CCB 219 The protein homeostasis network in normal and disease states (2016)

Module: 3
Sponsoring Program: CCB
Administrator: Julia Molla

Course Number: CCB 219
Course Name: The protein homeostasis network in normal and disease states
Units: 3
Grading Option: S/U
Course Director: Jason Gestwicki

Additional Course Director(s): Martin Kampmann
Room Number: BH-215
Campus: Mission Bay
Schedule: May 9-May 27, 2016; M, W, F; 9:00-11:00 AM
Prerequisites: None
Maximum Class Size: 15
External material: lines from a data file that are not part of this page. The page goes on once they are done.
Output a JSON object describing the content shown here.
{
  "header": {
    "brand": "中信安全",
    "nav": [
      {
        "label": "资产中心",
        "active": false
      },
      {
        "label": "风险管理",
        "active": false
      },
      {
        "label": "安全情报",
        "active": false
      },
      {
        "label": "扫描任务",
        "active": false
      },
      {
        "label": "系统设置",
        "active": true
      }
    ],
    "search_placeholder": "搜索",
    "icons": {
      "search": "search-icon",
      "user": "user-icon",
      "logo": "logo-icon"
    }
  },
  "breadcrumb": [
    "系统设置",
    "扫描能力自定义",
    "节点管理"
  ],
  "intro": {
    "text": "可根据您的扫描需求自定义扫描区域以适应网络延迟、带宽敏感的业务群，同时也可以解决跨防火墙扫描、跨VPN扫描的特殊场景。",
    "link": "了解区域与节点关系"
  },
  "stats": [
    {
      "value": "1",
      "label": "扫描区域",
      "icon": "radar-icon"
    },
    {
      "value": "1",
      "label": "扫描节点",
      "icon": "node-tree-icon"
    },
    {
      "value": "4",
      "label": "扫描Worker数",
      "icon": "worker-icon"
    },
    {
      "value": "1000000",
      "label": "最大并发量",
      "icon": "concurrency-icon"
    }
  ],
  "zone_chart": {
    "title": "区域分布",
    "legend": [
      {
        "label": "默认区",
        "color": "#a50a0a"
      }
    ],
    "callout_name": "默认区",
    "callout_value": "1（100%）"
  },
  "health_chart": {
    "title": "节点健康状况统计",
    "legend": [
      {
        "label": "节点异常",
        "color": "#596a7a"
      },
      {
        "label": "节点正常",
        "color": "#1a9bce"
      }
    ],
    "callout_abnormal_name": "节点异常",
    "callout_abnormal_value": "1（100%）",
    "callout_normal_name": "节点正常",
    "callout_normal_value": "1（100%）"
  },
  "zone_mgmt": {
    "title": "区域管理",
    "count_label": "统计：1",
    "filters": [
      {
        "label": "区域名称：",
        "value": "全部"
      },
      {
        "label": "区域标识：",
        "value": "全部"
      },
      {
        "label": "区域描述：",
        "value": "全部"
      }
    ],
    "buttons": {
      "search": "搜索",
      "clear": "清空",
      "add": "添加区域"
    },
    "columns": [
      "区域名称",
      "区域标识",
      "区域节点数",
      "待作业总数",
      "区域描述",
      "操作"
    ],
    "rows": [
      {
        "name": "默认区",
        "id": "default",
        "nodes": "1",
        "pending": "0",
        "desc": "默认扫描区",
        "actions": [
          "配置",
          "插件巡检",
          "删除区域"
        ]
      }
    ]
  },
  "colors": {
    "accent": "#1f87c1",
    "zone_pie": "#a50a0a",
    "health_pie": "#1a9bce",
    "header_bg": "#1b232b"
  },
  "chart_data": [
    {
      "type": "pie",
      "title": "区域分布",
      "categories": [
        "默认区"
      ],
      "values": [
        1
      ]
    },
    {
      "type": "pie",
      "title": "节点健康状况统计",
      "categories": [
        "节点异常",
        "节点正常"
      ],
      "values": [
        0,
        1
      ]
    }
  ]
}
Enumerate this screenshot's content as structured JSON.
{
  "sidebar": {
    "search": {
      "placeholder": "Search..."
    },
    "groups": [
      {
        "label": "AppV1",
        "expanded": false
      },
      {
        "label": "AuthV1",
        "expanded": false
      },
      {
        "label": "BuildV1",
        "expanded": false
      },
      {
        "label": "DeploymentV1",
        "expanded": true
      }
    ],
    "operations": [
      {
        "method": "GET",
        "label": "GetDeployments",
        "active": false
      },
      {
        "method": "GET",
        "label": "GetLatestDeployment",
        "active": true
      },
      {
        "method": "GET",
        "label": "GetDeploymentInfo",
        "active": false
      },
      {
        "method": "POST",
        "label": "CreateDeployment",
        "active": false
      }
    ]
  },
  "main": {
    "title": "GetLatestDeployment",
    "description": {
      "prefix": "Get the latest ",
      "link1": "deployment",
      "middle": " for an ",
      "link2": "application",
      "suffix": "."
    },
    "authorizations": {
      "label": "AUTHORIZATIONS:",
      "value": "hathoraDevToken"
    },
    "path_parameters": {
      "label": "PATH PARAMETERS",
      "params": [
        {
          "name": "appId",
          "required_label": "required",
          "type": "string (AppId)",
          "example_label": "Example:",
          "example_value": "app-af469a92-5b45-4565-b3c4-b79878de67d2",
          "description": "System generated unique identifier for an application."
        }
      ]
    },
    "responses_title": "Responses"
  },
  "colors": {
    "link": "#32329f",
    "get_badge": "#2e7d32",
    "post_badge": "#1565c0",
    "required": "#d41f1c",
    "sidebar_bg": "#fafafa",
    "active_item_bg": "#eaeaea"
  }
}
Course Description: Cells and organisms maintain their protein homeostasis (aka proteostasis) by carefully regulating protein production, quality control and turnover. This delicate balance is achieved through the action of many conserved pathways, including translational control, stress responses, degradation systems and molecular chaperones. In healthy cells, these pathways assist each protein "from the cradle to the grave" - from its initial folding to its eventual turnover through the proteosome or lysosome. However, imbalances in proteostasis are also linked to many diseases, including cancer and neurodegeneration. Indeed, a collapse in proteostasis has been associated with aging in many model systems, suggesting that there is a close interplay between proteostasis and aging-associated diseases. In this course, we will introduce the fundamental concepts of proteostasis and review the most exciting, recent developments. Experts in proteotasis will provide insights into the tools and ideas that are driving the field. Finally, through team-based learning, we will dive deeper into the roles of proteostasis in disease and discuss the emerging ways that this knowledge could be used to treat them.